“UNICEF x Japan Youth Dialogue Event” sponsored by the UNICEF Tokyo office was held at the University of Tokyo Komaba Campus.
4 students from, Tamagawa Gakuen and Ochanomizu University Senior High School which are SGH designated schools and 19 Japanese university’s students participated in the event.
They discussed the theme of “fairness” as one of the SDGs with senior officials from UNICEF headquarters.
All dialogue was conducted in English and everyone was committed to ensuring smooth communication.
“To achieve the 2030 Agenda for Sustainable Development, the power of creative young people is needed, so we would like to hear a lot from you today.” Stefan Swartling Peterson, UNICEF Chief of Health said in his opening remarks.
Continuing, Mr. Kotaro Koki, the manager of the Ministry of Foreign Affairs International Cooperation Bureau for Global Issues said “I would like to cooperate with experienced UNICEF workers and young people who have creativity to come up with ideas for a better society.”
With that, the event started in a calm and relaxed way.
First of all, the session began with an introduction of the activities of the university students which were focused on “fairness”.
The Japan University Football Association and the organization “UNiTe”, which was launched mainly by the students of the University of Tokyo, talked about their activities.
The Japan University Football Association explained its’ contribution to th “HIKARI project”, which included the desire “to be someone’s light”. In addition, it fundraising done for UNICEF called “Team UNICEF × JUFA – ONE GOAL ONE COIN -” which aimed to donate 500 yen per goal in the association’s season.
The student organization UNiTe explained about their activities on the “EMPOWER PROJECT” spreading the “Magenta Star”.
The “Magenta star” is a symbol designed to help make shy Japanese people feel more at ease supporting people with disabilities, pregnant women and other groups facing difficulties.
After hearing these versatile ideas, the UNICEF were impressed.
Next, a presentation was given by Carla Haddad Mardini, the Director of the Public Partnerships Division and Junko Kuniwa, a Representative of UNICEF’s Myanmar Office.
Ms. Mardini explained how UNICEF supports children, showing a model called the “co-creation process.” Ms. Kuniwa reported on the current situation in Myanmar and the results of investigations done using the social messaging tool “U-Report”.
As the participating students heard these stories that they would not hear normally, they were able to expand their perspective of international contributions and contributors.
In the question-and-answer session after the presentation, students from Tamagawa Gakuen asked several questions. “How can you change the cultural way of thinking in countries where children are not being protected?” Students exchanged opinions on different activities to help understand how best to address the issues.
After the presentation, a discussion was held that led from the question “What actions are necessary from young people to eliminate inequality?” “What kind of activities would you like to take part in with UNICEF?”

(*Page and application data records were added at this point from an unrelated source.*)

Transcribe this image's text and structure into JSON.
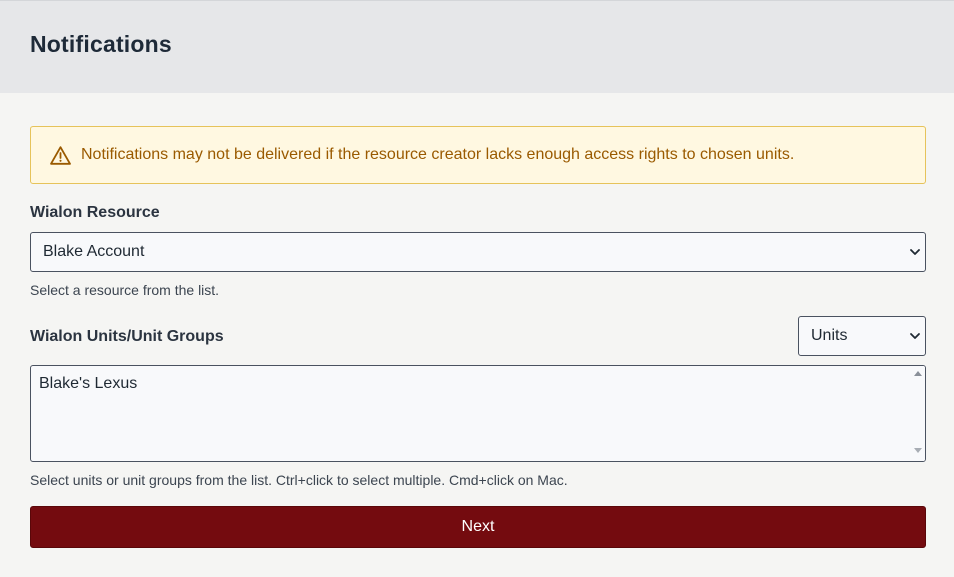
{
  "header": {
    "title": "Notifications"
  },
  "alert": {
    "icon": "warning-triangle-icon",
    "text": "Notifications may not be delivered if the resource creator lacks enough access rights to chosen units.",
    "color": "#9a5a00",
    "background": "#fff8e1",
    "border": "#e6c35a"
  },
  "resource": {
    "label": "Wialon Resource",
    "selected": "Blake Account",
    "help": "Select a resource from the list."
  },
  "units": {
    "label": "Wialon Units/Unit Groups",
    "type_selected": "Units",
    "options": [
      "Blake's Lexus"
    ],
    "help": "Select units or unit groups from the list. Ctrl+click to select multiple. Cmd+click on Mac."
  },
  "actions": {
    "next_label": "Next",
    "next_color": "#740b0f"
  }
}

Some comments and questions that were asked were things like “Should we appeal to the governments of each country, or should we work like a grassroots campaign? What should we do as young people?” “How does UNICEF appeal to people and provide support?” ” I’m interested in various social issues, but should I just focus on one? ”
To those questions and opinions from the participants, the UNICEF staff responded, quoting their experiences and advice received from their superiors.
“To achieve the goals of the SDGs requires your strength, everyone’s activities are leading to changes for children in the world”
Geert Cappelaere, UNICEF Regional Director for the Middle East and North Africa gave the closing message saying, then the event ended. Afterwards, participants and the UNICEF staff continued to discuss various topics and exchange opinions.
By learning about the way of thinking of people who work at the forefront of global problem solving in an international organization, the students were able to build enthusiasm for global issues.
In order for everyone to create a fair and happy world, the students became aware of things they could do as young people and the experience led to a deepening of their understanding of the world.